Satiananthan: AMD boys beating older teams nothing new

B. Satianathan

A senior Malaysian coach says it is only natural to see a large representation of young footballers from the Mokhtar Dahari Academy in the national Under-19 team as these players are the cream of the crop.

Responding to Twentytwo13‘s article ‘NFDP not a failure’ published on Tuesday, former national coach B. Satiananthan said states played the role of developing young footballers in the past, citing the late Datuk Ahmad Basri Akil’s work in unearthing new talents during his years with Kedah FA since the 80s.

“A large number of AMD players were called up for the national Under-19 team. We’ve seen this happening in the past as in Ahmad Basri’s time. Younger players were going up against the older boys and even defeating them,” said Satiananthan.

“Akmal Rizal (Rakhli), at the age of 17, represented the Under-19 national team and a year later was part of the Olympic 2000 squad. He was playing against those elder than him. Many others did the same. So it’s nothing new.

“In the past, the states used to do it. Now, it’s become a national agenda.”

Satiananthan added that when the best of the young players go up against the rest, they will “obviously look good”.

“The AMD boys train daily.

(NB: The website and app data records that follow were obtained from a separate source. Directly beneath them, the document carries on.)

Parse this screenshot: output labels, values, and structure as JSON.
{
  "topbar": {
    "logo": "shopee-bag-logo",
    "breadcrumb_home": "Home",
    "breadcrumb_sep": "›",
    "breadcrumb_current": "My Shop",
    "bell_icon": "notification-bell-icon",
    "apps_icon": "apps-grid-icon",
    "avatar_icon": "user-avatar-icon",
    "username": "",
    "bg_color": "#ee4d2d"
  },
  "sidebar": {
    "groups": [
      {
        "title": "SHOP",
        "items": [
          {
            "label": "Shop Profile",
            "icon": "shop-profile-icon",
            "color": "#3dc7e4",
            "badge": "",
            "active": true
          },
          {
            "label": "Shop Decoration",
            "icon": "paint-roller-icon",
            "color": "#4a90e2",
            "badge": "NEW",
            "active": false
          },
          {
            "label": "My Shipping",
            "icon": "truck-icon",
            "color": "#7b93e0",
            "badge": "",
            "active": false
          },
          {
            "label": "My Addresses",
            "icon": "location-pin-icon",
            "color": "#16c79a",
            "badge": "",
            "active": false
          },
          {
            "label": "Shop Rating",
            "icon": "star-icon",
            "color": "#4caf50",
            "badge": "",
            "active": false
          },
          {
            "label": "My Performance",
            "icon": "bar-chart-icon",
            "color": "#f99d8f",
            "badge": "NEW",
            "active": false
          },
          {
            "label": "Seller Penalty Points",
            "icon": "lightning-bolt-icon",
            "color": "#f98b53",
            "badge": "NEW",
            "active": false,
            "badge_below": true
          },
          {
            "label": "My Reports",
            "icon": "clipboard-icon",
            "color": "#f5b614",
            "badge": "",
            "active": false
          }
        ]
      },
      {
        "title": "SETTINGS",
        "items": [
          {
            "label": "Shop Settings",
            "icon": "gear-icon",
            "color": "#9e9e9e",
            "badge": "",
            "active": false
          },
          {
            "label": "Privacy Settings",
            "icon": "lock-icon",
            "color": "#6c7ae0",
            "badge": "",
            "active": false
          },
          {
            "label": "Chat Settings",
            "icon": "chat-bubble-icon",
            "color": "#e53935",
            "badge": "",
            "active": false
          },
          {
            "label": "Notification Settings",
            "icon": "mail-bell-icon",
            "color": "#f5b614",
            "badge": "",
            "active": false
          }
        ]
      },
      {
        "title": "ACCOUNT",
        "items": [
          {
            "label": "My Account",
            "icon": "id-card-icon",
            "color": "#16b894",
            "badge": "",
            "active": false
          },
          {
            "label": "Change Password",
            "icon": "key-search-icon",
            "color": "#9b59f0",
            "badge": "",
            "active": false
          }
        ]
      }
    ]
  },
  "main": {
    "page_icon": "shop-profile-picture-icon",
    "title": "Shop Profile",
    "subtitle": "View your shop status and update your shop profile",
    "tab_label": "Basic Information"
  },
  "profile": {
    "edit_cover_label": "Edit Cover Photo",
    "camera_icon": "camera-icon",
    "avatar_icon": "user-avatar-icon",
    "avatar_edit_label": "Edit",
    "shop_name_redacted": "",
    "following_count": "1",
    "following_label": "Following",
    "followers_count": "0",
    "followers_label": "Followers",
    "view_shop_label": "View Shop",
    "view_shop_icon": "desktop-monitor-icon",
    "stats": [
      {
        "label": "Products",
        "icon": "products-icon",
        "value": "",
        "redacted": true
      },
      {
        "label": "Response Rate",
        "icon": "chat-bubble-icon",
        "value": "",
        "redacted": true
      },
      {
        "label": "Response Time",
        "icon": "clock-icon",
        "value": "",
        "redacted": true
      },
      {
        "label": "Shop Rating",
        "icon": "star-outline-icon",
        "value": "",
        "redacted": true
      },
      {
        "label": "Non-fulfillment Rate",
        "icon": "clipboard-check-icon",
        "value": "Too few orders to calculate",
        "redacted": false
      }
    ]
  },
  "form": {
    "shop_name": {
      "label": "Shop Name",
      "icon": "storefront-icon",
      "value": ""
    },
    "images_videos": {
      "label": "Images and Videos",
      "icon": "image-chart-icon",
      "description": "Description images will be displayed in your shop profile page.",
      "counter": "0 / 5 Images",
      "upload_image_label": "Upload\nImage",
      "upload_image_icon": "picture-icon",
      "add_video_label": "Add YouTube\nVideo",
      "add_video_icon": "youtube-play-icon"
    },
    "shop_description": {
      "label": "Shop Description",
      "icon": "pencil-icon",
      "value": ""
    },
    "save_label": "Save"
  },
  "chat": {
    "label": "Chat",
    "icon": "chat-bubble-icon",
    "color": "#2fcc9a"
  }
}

They are the best of the best from all over the country. Obviously 70% of them should be part of the national team.

“If you compare with other football academies, some only gather their players over the weekends while schools don’t even have proper training sessions.”

AMD director Lim Teong Kim told Twentytwo13 that 12 AMD players – all aged 17 – were recently called up by national Under-19 coach Brad Maloney for centralised training.

Lim said people were not patient enough as the National Football Development Programme (NFDP) was not a failure and that its long-term goal was to produce players for the national team. He also wondered what would happen to the players once they left AMD.

To that, Satiananthan said: “It’s the same question asked everywhere around the world. If the players are good enough, they will join the state teams. If they aren’t good enough, they find jobs. This is the reality of football.

“I’ve seen a Japanese club with 10,000 youth players but one, only one, makes it all the way to the senior team,” added Satiananthan who is Selangor head coach and president of the Football Coaches Association of Malaysia.

“It’s not difficult to identify a talented player but the difficulty is managing the player to reach full potential.”

He said only the best, fittest and toughest will survive in the football pyramid.

In 2011, then Youth and Sports Minister Datuk Seri Ahmad Shabery Cheek had tasked his deputy Datuk Seri Razali Ibrahim to spearhead the then new football programme – NFDP.

Lim’s elder brother Kim Chon was appointed to oversee the programme’s operations. NFDP was intended to facilitate the FA of Malaysia (FAM) and Education Ministry in unearthing young talents. It was (and still is) common knowledge that state football associations have failed in developing young stars.

In 2013, Lim who spent 12 years with Bayern Munich, was named NFDP project director and in 2016 appointed director of AMD.

The NFDP and AMD came under intense scrutiny after the Under-16 squad last year failed to qualify for the Under-17 2019 World Cup in Peru. Malaysia finish bottom of Group A in the qualifiers which resulted in a public outcry. Lim’s salary was revealed while the inadequate facilities at the multi-million ringgit AMD in Gambang, Pahang came under scrutiny.

“I don’t think people called NFDP a failure. It’s a good programme. But the way the team played in the Under-17 World Cup qualifiers … yes, I, for one, criticised the tactics employed during the tournament,” Satiananthan added.